All pictures must be dropped, while the entries are given again word for word.
....
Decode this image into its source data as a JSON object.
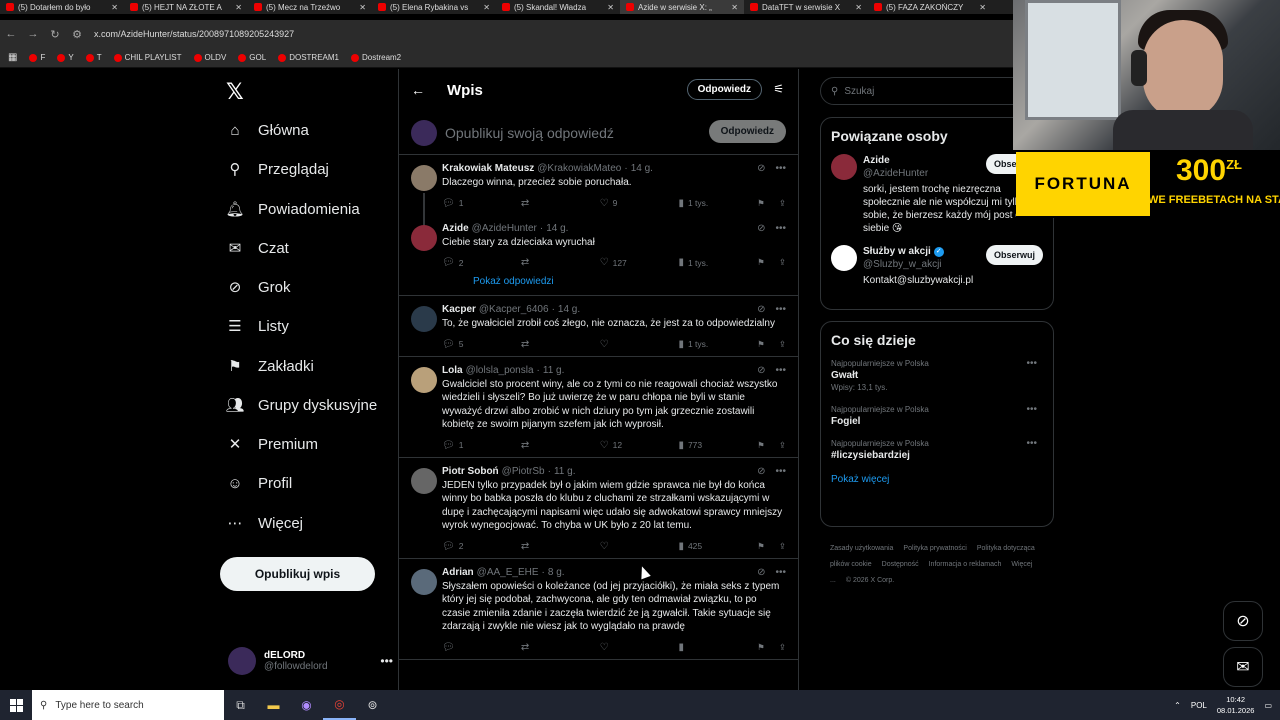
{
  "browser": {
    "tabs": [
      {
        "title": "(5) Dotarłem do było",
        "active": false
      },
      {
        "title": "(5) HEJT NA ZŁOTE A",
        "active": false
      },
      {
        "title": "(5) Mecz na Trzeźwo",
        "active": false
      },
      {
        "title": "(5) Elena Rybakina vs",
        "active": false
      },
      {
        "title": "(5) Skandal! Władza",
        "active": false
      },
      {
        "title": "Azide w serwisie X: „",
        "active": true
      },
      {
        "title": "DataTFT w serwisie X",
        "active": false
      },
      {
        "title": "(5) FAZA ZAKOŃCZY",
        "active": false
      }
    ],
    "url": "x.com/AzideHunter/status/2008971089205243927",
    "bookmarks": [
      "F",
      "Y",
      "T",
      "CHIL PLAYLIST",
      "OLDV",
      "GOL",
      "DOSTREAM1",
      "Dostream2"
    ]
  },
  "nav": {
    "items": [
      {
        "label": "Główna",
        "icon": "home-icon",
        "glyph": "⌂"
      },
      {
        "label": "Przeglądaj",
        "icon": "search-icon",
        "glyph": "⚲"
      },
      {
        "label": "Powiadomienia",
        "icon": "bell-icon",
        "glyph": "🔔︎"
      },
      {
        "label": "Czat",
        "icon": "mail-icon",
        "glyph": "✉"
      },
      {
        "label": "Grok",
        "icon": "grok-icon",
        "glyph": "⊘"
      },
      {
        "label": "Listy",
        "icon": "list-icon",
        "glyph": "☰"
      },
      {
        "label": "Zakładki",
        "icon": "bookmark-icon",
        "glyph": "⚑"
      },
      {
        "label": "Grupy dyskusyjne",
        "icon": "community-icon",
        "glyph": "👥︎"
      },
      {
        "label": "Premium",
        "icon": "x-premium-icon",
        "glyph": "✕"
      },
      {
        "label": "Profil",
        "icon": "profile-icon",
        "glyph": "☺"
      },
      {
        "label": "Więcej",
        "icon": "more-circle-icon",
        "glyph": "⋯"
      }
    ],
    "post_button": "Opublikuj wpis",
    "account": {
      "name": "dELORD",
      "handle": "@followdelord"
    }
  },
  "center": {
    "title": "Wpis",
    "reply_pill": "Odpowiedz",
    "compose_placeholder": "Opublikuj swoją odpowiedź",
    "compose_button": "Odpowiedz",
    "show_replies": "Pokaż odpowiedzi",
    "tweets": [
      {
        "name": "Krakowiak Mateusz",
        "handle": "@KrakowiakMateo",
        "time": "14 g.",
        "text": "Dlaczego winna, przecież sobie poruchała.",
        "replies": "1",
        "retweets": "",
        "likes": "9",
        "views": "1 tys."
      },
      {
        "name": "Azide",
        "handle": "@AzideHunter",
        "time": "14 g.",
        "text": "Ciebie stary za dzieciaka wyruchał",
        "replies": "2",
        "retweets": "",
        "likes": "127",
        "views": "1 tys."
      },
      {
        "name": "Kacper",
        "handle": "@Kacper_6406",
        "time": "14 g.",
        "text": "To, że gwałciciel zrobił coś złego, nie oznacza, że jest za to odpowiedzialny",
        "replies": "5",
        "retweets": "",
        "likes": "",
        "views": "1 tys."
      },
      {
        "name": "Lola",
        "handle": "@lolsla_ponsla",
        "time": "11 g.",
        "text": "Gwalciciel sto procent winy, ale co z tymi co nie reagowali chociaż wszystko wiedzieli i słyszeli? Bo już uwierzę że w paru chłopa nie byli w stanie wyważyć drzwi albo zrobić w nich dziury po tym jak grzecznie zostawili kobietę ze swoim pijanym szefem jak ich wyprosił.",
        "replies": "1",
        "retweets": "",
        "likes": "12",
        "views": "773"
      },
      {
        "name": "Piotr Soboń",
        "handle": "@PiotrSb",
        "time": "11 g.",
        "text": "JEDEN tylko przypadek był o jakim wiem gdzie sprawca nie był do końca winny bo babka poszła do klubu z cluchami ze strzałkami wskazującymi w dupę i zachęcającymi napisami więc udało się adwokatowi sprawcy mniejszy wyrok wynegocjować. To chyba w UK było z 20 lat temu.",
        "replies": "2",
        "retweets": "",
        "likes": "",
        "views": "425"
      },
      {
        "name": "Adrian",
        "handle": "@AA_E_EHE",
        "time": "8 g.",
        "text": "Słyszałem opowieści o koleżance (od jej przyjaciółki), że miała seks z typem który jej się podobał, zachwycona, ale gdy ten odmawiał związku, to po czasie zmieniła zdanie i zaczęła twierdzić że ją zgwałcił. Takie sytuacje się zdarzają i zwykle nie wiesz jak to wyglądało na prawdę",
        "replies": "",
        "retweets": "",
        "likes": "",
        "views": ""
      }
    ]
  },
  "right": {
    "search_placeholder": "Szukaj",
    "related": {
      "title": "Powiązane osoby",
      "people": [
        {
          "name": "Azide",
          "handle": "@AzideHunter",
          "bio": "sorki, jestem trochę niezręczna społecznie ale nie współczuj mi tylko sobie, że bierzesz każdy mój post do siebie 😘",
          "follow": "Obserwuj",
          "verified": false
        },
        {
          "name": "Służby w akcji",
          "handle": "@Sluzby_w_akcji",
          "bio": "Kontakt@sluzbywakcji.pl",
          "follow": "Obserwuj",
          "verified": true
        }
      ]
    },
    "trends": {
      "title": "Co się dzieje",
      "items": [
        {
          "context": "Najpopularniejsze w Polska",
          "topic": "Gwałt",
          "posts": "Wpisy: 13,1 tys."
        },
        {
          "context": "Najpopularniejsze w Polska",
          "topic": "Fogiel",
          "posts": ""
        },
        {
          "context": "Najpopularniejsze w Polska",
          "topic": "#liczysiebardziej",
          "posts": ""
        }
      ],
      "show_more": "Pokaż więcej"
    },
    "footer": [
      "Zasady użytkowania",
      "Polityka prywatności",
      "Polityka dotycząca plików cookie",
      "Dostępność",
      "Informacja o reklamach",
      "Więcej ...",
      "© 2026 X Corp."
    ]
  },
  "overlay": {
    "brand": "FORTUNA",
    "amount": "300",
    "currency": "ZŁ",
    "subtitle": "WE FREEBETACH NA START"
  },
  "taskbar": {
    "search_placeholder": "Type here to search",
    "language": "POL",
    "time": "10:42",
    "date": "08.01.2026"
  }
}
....
= THE ANSWER =
Decode this image into its source data as a JSON object.
{
  "browser": {
    "tabs": [
      {
        "title": "(5) Dotarłem do było",
        "active": false
      },
      {
        "title": "(5) HEJT NA ZŁOTE A",
        "active": false
      },
      {
        "title": "(5) Mecz na Trzeźwo",
        "active": false
      },
      {
        "title": "(5) Elena Rybakina vs",
        "active": false
      },
      {
        "title": "(5) Skandal! Władza",
        "active": false
      },
      {
        "title": "Azide w serwisie X: „",
        "active": true
      },
      {
        "title": "DataTFT w serwisie X",
        "active": false
      },
      {
        "title": "(5) FAZA ZAKOŃCZY",
        "active": false
      }
    ],
    "url": "x.com/AzideHunter/status/2008971089205243927",
    "bookmarks": [
      "F",
      "Y",
      "T",
      "CHIL PLAYLIST",
      "OLDV",
      "GOL",
      "DOSTREAM1",
      "Dostream2"
    ]
  },
  "nav": {
    "items": [
      {
        "label": "Główna",
        "icon": "home-icon",
        "glyph": "⌂"
      },
      {
        "label": "Przeglądaj",
        "icon": "search-icon",
        "glyph": "⚲"
      },
      {
        "label": "Powiadomienia",
        "icon": "bell-icon",
        "glyph": "🔔︎"
      },
      {
        "label": "Czat",
        "icon": "mail-icon",
        "glyph": "✉"
      },
      {
        "label": "Grok",
        "icon": "grok-icon",
        "glyph": "⊘"
      },
      {
        "label": "Listy",
        "icon": "list-icon",
        "glyph": "☰"
      },
      {
        "label": "Zakładki",
        "icon": "bookmark-icon",
        "glyph": "⚑"
      },
      {
        "label": "Grupy dyskusyjne",
        "icon": "community-icon",
        "glyph": "👥︎"
      },
      {
        "label": "Premium",
        "icon": "x-premium-icon",
        "glyph": "✕"
      },
      {
        "label": "Profil",
        "icon": "profile-icon",
        "glyph": "☺"
      },
      {
        "label": "Więcej",
        "icon": "more-circle-icon",
        "glyph": "⋯"
      }
    ],
    "post_button": "Opublikuj wpis",
    "account": {
      "name": "dELORD",
      "handle": "@followdelord"
    }
  },
  "center": {
    "title": "Wpis",
    "reply_pill": "Odpowiedz",
    "compose_placeholder": "Opublikuj swoją odpowiedź",
    "compose_button": "Odpowiedz",
    "show_replies": "Pokaż odpowiedzi",
    "tweets": [
      {
        "name": "Krakowiak Mateusz",
        "handle": "@KrakowiakMateo",
        "time": "14 g.",
        "text": "Dlaczego winna, przecież sobie poruchała.",
        "replies": "1",
        "retweets": "",
        "likes": "9",
        "views": "1 tys."
      },
      {
        "name": "Azide",
        "handle": "@AzideHunter",
        "time": "14 g.",
        "text": "Ciebie stary za dzieciaka wyruchał",
        "replies": "2",
        "retweets": "",
        "likes": "127",
        "views": "1 tys."
      },
      {
        "name": "Kacper",
        "handle": "@Kacper_6406",
        "time": "14 g.",
        "text": "To, że gwałciciel zrobił coś złego, nie oznacza, że jest za to odpowiedzialny",
        "replies": "5",
        "retweets": "",
        "likes": "",
        "views": "1 tys."
      },
      {
        "name": "Lola",
        "handle": "@lolsla_ponsla",
        "time": "11 g.",
        "text": "Gwalciciel sto procent winy, ale co z tymi co nie reagowali chociaż wszystko wiedzieli i słyszeli? Bo już uwierzę że w paru chłopa nie byli w stanie wyważyć drzwi albo zrobić w nich dziury po tym jak grzecznie zostawili kobietę ze swoim pijanym szefem jak ich wyprosił.",
        "replies": "1",
        "retweets": "",
        "likes": "12",
        "views": "773"
      },
      {
        "name": "Piotr Soboń",
        "handle": "@PiotrSb",
        "time": "11 g.",
        "text": "JEDEN tylko przypadek był o jakim wiem gdzie sprawca nie był do końca winny bo babka poszła do klubu z cluchami ze strzałkami wskazującymi w dupę i zachęcającymi napisami więc udało się adwokatowi sprawcy mniejszy wyrok wynegocjować. To chyba w UK było z 20 lat temu.",
        "replies": "2",
        "retweets": "",
        "likes": "",
        "views": "425"
      },
      {
        "name": "Adrian",
        "handle": "@AA_E_EHE",
        "time": "8 g.",
        "text": "Słyszałem opowieści o koleżance (od jej przyjaciółki), że miała seks z typem który jej się podobał, zachwycona, ale gdy ten odmawiał związku, to po czasie zmieniła zdanie i zaczęła twierdzić że ją zgwałcił. Takie sytuacje się zdarzają i zwykle nie wiesz jak to wyglądało na prawdę",
        "replies": "",
        "retweets": "",
        "likes": "",
        "views": ""
      }
    ]
  },
  "right": {
    "search_placeholder": "Szukaj",
    "related": {
      "title": "Powiązane osoby",
      "people": [
        {
          "name": "Azide",
          "handle": "@AzideHunter",
          "bio": "sorki, jestem trochę niezręczna społecznie ale nie współczuj mi tylko sobie, że bierzesz każdy mój post do siebie 😘",
          "follow": "Obserwuj",
          "verified": false
        },
        {
          "name": "Służby w akcji",
          "handle": "@Sluzby_w_akcji",
          "bio": "Kontakt@sluzbywakcji.pl",
          "follow": "Obserwuj",
          "verified": true
        }
      ]
    },
    "trends": {
      "title": "Co się dzieje",
      "items": [
        {
          "context": "Najpopularniejsze w Polska",
          "topic": "Gwałt",
          "posts": "Wpisy: 13,1 tys."
        },
        {
          "context": "Najpopularniejsze w Polska",
          "topic": "Fogiel",
          "posts": ""
        },
        {
          "context": "Najpopularniejsze w Polska",
          "topic": "#liczysiebardziej",
          "posts": ""
        }
      ],
      "show_more": "Pokaż więcej"
    },
    "footer": [
      "Zasady użytkowania",
      "Polityka prywatności",
      "Polityka dotycząca plików cookie",
      "Dostępność",
      "Informacja o reklamach",
      "Więcej ...",
      "© 2026 X Corp."
    ]
  },
  "overlay": {
    "brand": "FORTUNA",
    "amount": "300",
    "currency": "ZŁ",
    "subtitle": "WE FREEBETACH NA START"
  },
  "taskbar": {
    "search_placeholder": "Type here to search",
    "language": "POL",
    "time": "10:42",
    "date": "08.01.2026"
  }
}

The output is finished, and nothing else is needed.